As personal injury attorneys, we see far too often people who have been seriously injured in car accidents who will never be fully compensated for their damages. Why? Because there is not enough insurance.

According to a recent study by the Insurance Research Council, in 2019, 12.6% of motorists were uninsured. The statistics for Washington State are even worse, where an estimated 21.7% of motorists in 2019 were uninsured – nearly double the national average.

And many of those drivers who do have car insurance frankly don’t have enough to cover serious or catastrophic injuries.
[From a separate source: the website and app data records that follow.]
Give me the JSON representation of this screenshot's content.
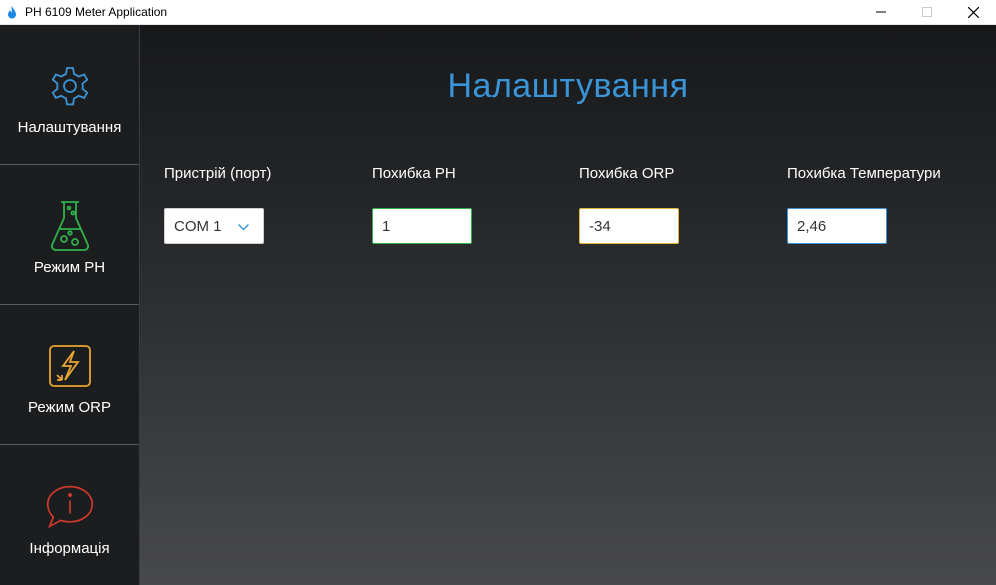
{
  "window": {
    "title": "PH 6109 Meter Application"
  },
  "sidebar": {
    "items": [
      {
        "label": "Налаштування",
        "icon": "gear-icon",
        "color": "#3a95d8"
      },
      {
        "label": "Режим PH",
        "icon": "flask-icon",
        "color": "#2eb34a"
      },
      {
        "label": "Режим ORP",
        "icon": "lightning-icon",
        "color": "#e8a531"
      },
      {
        "label": "Інформація",
        "icon": "info-bubble-icon",
        "color": "#d0392b"
      }
    ]
  },
  "main": {
    "title": "Налаштування",
    "fields": {
      "port": {
        "label": "Пристрій (порт)",
        "value": "COM 1"
      },
      "ph": {
        "label": "Похибка PH",
        "value": "1"
      },
      "orp": {
        "label": "Похибка ORP",
        "value": "-34"
      },
      "temp": {
        "label": "Похибка Температури",
        "value": "2,46"
      }
    }
  }
}
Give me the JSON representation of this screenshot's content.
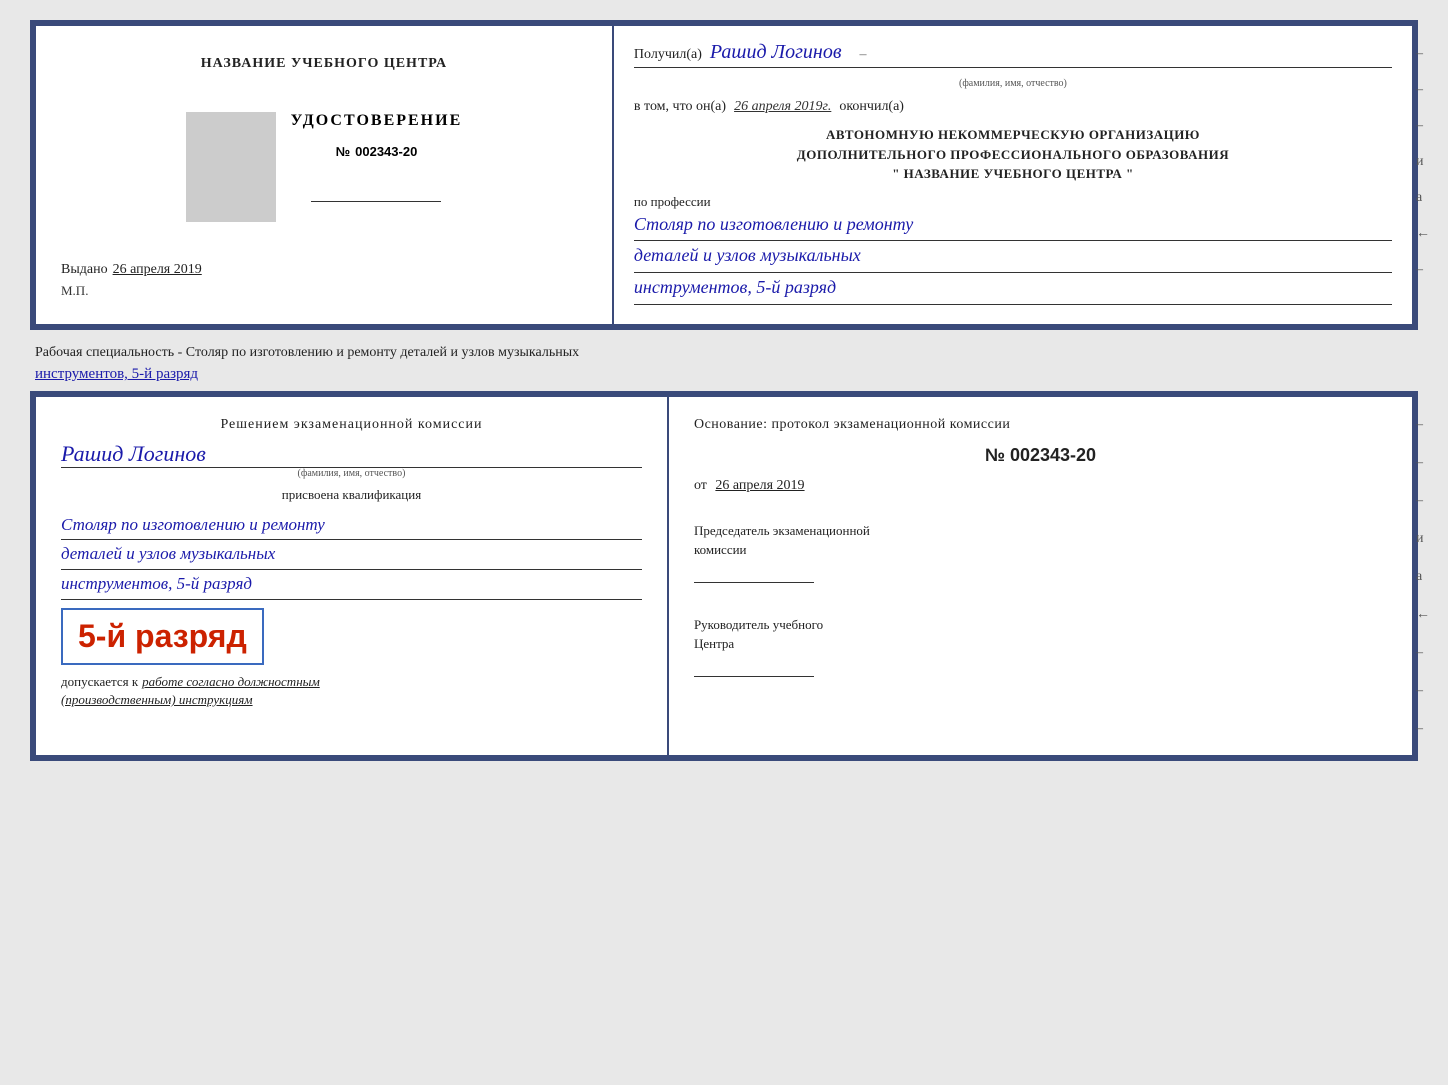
{
  "top_cert": {
    "left": {
      "org_name": "НАЗВАНИЕ УЧЕБНОГО ЦЕНТРА",
      "udostoverenie_label": "УДОСТОВЕРЕНИЕ",
      "number_prefix": "№",
      "number": "002343-20",
      "issued_label": "Выдано",
      "issued_date": "26 апреля 2019",
      "mp_label": "М.П."
    },
    "right": {
      "poluchil_label": "Получил(а)",
      "recipient_name": "Рашид Логинов",
      "fio_label": "(фамилия, имя, отчество)",
      "vtom_label": "в том, что он(а)",
      "vtom_date": "26 апреля 2019г.",
      "okonchil_label": "окончил(а)",
      "org_desc_line1": "АВТОНОМНУЮ НЕКОММЕРЧЕСКУЮ ОРГАНИЗАЦИЮ",
      "org_desc_line2": "ДОПОЛНИТЕЛЬНОГО ПРОФЕССИОНАЛЬНОГО ОБРАЗОВАНИЯ",
      "org_desc_line3": "\"   НАЗВАНИЕ УЧЕБНОГО ЦЕНТРА   \"",
      "profession_label": "по профессии",
      "profession_line1": "Столяр по изготовлению и ремонту",
      "profession_line2": "деталей и узлов музыкальных",
      "profession_line3": "инструментов, 5-й разряд"
    },
    "edge_marks": [
      "-",
      "-",
      "-",
      "и",
      "а",
      "←",
      "-"
    ]
  },
  "middle": {
    "text_start": "Рабочая специальность - Столяр по изготовлению и ремонту деталей и узлов музыкальных",
    "text_underline": "инструментов, 5-й разряд"
  },
  "bottom_cert": {
    "left": {
      "resolution_text": "Решением экзаменационной комиссии",
      "person_name": "Рашид Логинов",
      "fio_label": "(фамилия, имя, отчество)",
      "prisvoena_label": "присвоена квалификация",
      "qualification_line1": "Столяр по изготовлению и ремонту",
      "qualification_line2": "деталей и узлов музыкальных",
      "qualification_line3": "инструментов, 5-й разряд",
      "razryad_big": "5-й разряд",
      "dopuskaetsya_label": "допускается к",
      "dopuskaetsya_text": "работе согласно должностным",
      "dopuskaetsya_text2": "(производственным) инструкциям"
    },
    "right": {
      "osnovanie_label": "Основание: протокол экзаменационной комиссии",
      "number_prefix": "№",
      "number": "002343-20",
      "ot_label": "от",
      "ot_date": "26 апреля 2019",
      "chairman_label": "Председатель экзаменационной",
      "chairman_label2": "комиссии",
      "director_label": "Руководитель учебного",
      "director_label2": "Центра"
    },
    "edge_marks": [
      "-",
      "-",
      "-",
      "и",
      "а",
      "←",
      "-",
      "-",
      "-"
    ]
  }
}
Washington requires drivers to carry auto policy limits of 25/50/10, which is shorthand for:

  • $25,000 per person injured by the fault of the driver,
  • $50,000 per accident (regardless of the number of people injured by the driver), and
  • $10,000 in total property damage.

$25,000 is not very much, especially given the cost of healthcare today. A single surgery or a few days’ stay in the hospital could easily cost that much, if not more. Given these realties, the best thing every person can do to protect themselves is maximize their Personal Injury Protection (PIP) and Underinsured Motorist (UIM) Benefits.
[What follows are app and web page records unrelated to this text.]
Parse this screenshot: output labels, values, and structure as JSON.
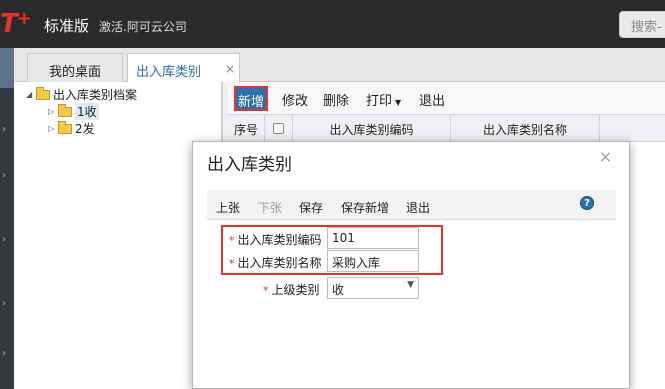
{
  "topbar": {
    "logo_text": "T",
    "logo_plus": "+",
    "edition": "标准版",
    "company": "激活.阿可云公司",
    "search_placeholder": "搜索-"
  },
  "tabs": [
    {
      "label": "我的桌面"
    },
    {
      "label": "出入库类别",
      "close": "×"
    }
  ],
  "tree": {
    "root": "出入库类别档案",
    "children": [
      {
        "label": "1收"
      },
      {
        "label": "2发"
      }
    ]
  },
  "content_toolbar": {
    "new": "新增",
    "edit": "修改",
    "delete": "删除",
    "print": "打印",
    "exit": "退出"
  },
  "grid": {
    "headers": [
      "序号",
      "",
      "出入库类别编码",
      "出入库类别名称"
    ]
  },
  "dialog": {
    "title": "出入库类别",
    "close": "×",
    "toolbar": {
      "prev": "上张",
      "next": "下张",
      "save": "保存",
      "save_new": "保存新增",
      "exit": "退出"
    },
    "help": "?",
    "fields": {
      "code": {
        "label": "出入库类别编码",
        "value": "101",
        "required": "*"
      },
      "name": {
        "label": "出入库类别名称",
        "value": "采购入库",
        "required": "*"
      },
      "parent": {
        "label": "上级类别",
        "value": "收",
        "required": "*"
      }
    }
  },
  "colors": {
    "topbar": "#2b2b2b",
    "brand_red": "#e5322d",
    "primary_blue": "#2f6fae",
    "highlight": "#e5322d"
  }
}
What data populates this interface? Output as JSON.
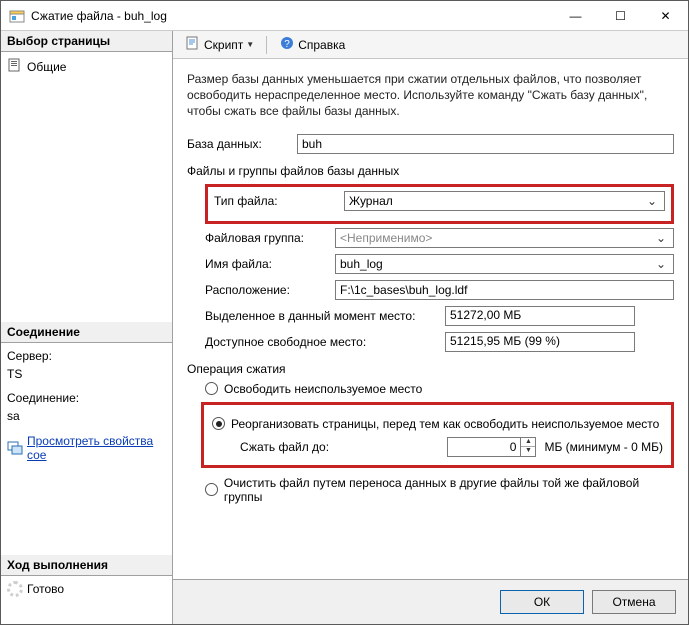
{
  "title": "Сжатие файла - buh_log",
  "window_buttons": {
    "min": "—",
    "max": "☐",
    "close": "✕"
  },
  "toolbar": {
    "script_label": "Скрипт",
    "help_label": "Справка"
  },
  "left": {
    "page_select_title": "Выбор страницы",
    "pages": {
      "general": "Общие"
    },
    "connection_title": "Соединение",
    "server_label": "Сервер:",
    "server_value": "TS",
    "conn_label": "Соединение:",
    "conn_value": "sa",
    "view_props_link": "Просмотреть свойства сое",
    "progress_title": "Ход выполнения",
    "progress_status": "Готово"
  },
  "content": {
    "description": "Размер базы данных уменьшается при сжатии отдельных файлов, что позволяет освободить нераспределенное место. Используйте команду \"Сжать базу данных\", чтобы сжать все файлы базы данных.",
    "db_label": "База данных:",
    "db_value": "buh",
    "files_group_title": "Файлы и группы файлов базы данных",
    "file_type_label": "Тип файла:",
    "file_type_value": "Журнал",
    "file_group_label": "Файловая группа:",
    "file_group_value": "<Неприменимо>",
    "file_name_label": "Имя файла:",
    "file_name_value": "buh_log",
    "location_label": "Расположение:",
    "location_value": "F:\\1c_bases\\buh_log.ldf",
    "allocated_label": "Выделенное в данный момент место:",
    "allocated_value": "51272,00 МБ",
    "free_label": "Доступное свободное место:",
    "free_value": "51215,95 МБ (99 %)",
    "op_title": "Операция сжатия",
    "op1": "Освободить неиспользуемое место",
    "op2": "Реорганизовать страницы, перед тем как освободить неиспользуемое место",
    "shrink_to_label": "Сжать файл до:",
    "shrink_to_value": "0",
    "shrink_unit": "МБ (минимум - 0 МБ)",
    "op3": "Очистить файл путем переноса данных в другие файлы той же файловой группы"
  },
  "footer": {
    "ok": "ОК",
    "cancel": "Отмена"
  }
}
As explained by Ray Kahler earlier this year, PIP helps pay for your medical bills, wage loss, and household services in the event of a car collision, regardless of who was at fault. And unlike health insurance, PIP is not subject to deductibles, copays, coinsurance, or arbitrary limits on the number of times you can receive certain services.


UIM covers you if you are injured in a car collision because of the fault of another person, but that person either has no insurance or doesn’t have enough insurance to fully compensate you. UIM covers not just medical care, wage loss, and household services, but any injuries and damages caused by the at-fault driver, up to your UIM policy limits. By default, auto insurance policies provide UIM coverage equal to your liability limits. But you have the option to lower your UIM limits, or even have no UIM at all, by signing a waiver.

With all this in mind, it is a good idea to check your auto insurance policy and make any changes you can afford to maximize your PIP and UIM. Check whether you’ve signed a PIP or UIM waiver and if so, consider revoking it. Also check what your liability limits are – which affect how much UIM you can have – and consider raising those limits as well. These changes will raise your insurance premiums. But if you ever find yourself in the terrible position of being seriously injured by an underinsured motorist, your insurance will be there to help ease the burden.

Photo by Vlad Deep on Unsplash